Aboriginal and Torres Strait Islander Ageing Advisory Group (ATSIAAG)
The Aboriginal and Torres Strait Islander Ageing Advisory Group (ATSIAAG) reports to the AAG Board to assist in building evidence regarding gaps, challenges and opportunities, as well as provide guidance and advice on all issues related to ageing of Aboriginal and Torres Strait Islander people. ATSIAAG welcomes Indigenous Australians to join.
The ATSIAAG achieves this through consultation and the development of partnerships with Aboriginal and Torres Strait Islander individuals, researchers and organisations. This ensures that the AAG is able to represent Australia’s first peoples in the ageing policy arena in an informed and
The Australian Association of Gerontology (AAG) through its Aboriginal and Torres Strait Islander Ageing Advisory Group (ATSIAAG), released a landmark report on the 13th of June, Assuring equity of access and quality outcomes for older Aboriginal and Torres Strait Islander peoples: What needs to be done. Click here for more information about the launch
Minister Wyatt with ATSIAAG Co Chairs Graham Aitken, Ros Malay and James Beckford Saunders
"Closing Remote Communities: Effects on Ageing in Place" was officially launched by The Hon Ken Wyatt MP, Federal Member for Hasluck and Assistant Minister for Health and Aged Care at the 49th AAG Annual Conference.
Members of the ATSIAAG
Roslyn Malay – Co-Chair
Roslyn Malay is a Kija woman from the Kimberley region of Western Australia. She grew up in Halls Creek and is well known and respected across the region and lives in Broome W.A.. She has a passion for working in the area of Aboriginal ageing, particularly in the remote community setting. Roslyn is currently working as a Project Officer with the University of Western Australia, WA Centre for Health and Ageing testing an empowerment intervention addressing the needs of unpaid family carers. Roslyn is committed to facilitating knowledge exchange of Aboriginal culture to non-Aboriginal people and has helped increase the awareness of dementia and cognitive impairment in remote communities in the Kimberley.
Graham Aitken – Co-Chair
Graham Aitken is currently the Chief Executive Officer of Aboriginal Elders and Community Care Services Inc. (AECCS) and the Treasurer of the National Aboriginal and Torres Strait Islander Corporation Community Transport Network. AECCS is the largest aged care service provider for Aboriginal and Torres Strait Islander Elders in Adelaide and South Australia. Prior to his current role, Graham worked for over 15 years with various Commonwealth and State Government Departments on programs specifically designed for Aboriginal and Torres Strait Islander people. In his last position in Government, Graham was responsible for the administration and funding for all the former Aboriginal Home and Community Care (HACC) services and programs across South Australia.
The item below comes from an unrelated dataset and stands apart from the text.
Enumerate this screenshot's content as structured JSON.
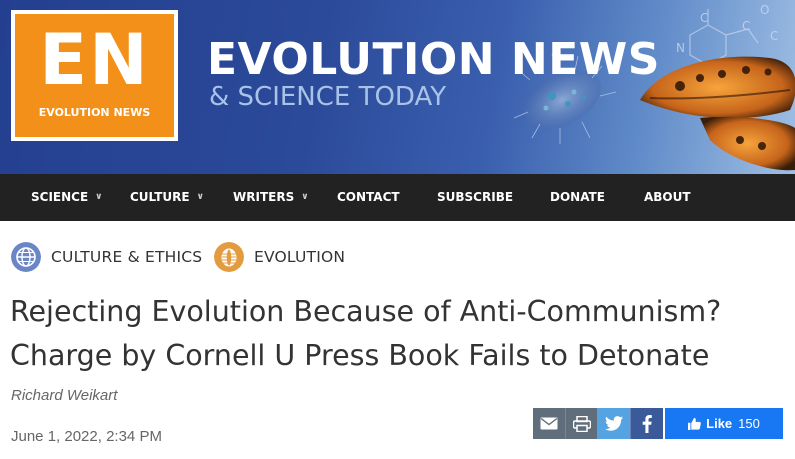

Graham completed a Bachelor of Commerce degree at Adelaide’s Flinders University as amature aged student, with majors in International Business and Human Resource Management and a minor in Business Economics.
Graham was also a member of the former Ageing Consultative Committee and the Ageing Expert Advisory Group that provided high level advice and information to the former Minister for Ageing and the Department of Health and Ageing.
Graham has a passion and commitment to ensure that during the current Aged Care Reforms, all Elders have access to reliable and consistent aged care services, no matter where they might live.
Mark Elliott – Immediate Past Chair
Mark Elliot is the inaugural chair of ATSIAAG. He is currently the Aboriginal Project Officer at the Seniors Information Service in Adelaide South Australia (SA).
He has been involved with Aboriginal Health, Ageing and Dementia in various roles for the past eight years since he helped to design and deliver the “Strengthening Dementia Care in Indigenous Communities” program while working as the Aboriginal Project Officer for Alzheimer’s Australia SA. This program attracted international attention and won an honorable mention in the Mentor International Awards.
Mark was one of the founding members of the National Aboriginal Dementia Advisory Group (NADAG) to Alzheimer’s Australia which later became the National Aboriginal and Torres Strait Islander Dementia Advisory Group (NATSIDAG).
Mark also assisted in the development of and co-delivered the national pilot training of the Dementia Learning Resource for Aboriginal and Torres Strait Islander Communities in 2012 at the Aboriginal Health Council of SA and is a qualified trainer/assessor.
New guidance issued by the Australian Transaction Reports and Analysis Centre (AUSTRAC) will make it easier for Aboriginal and Torres Strait Islander peoples to access the superannuation system, the Australian Institute of Superannuation Trustees (AIST)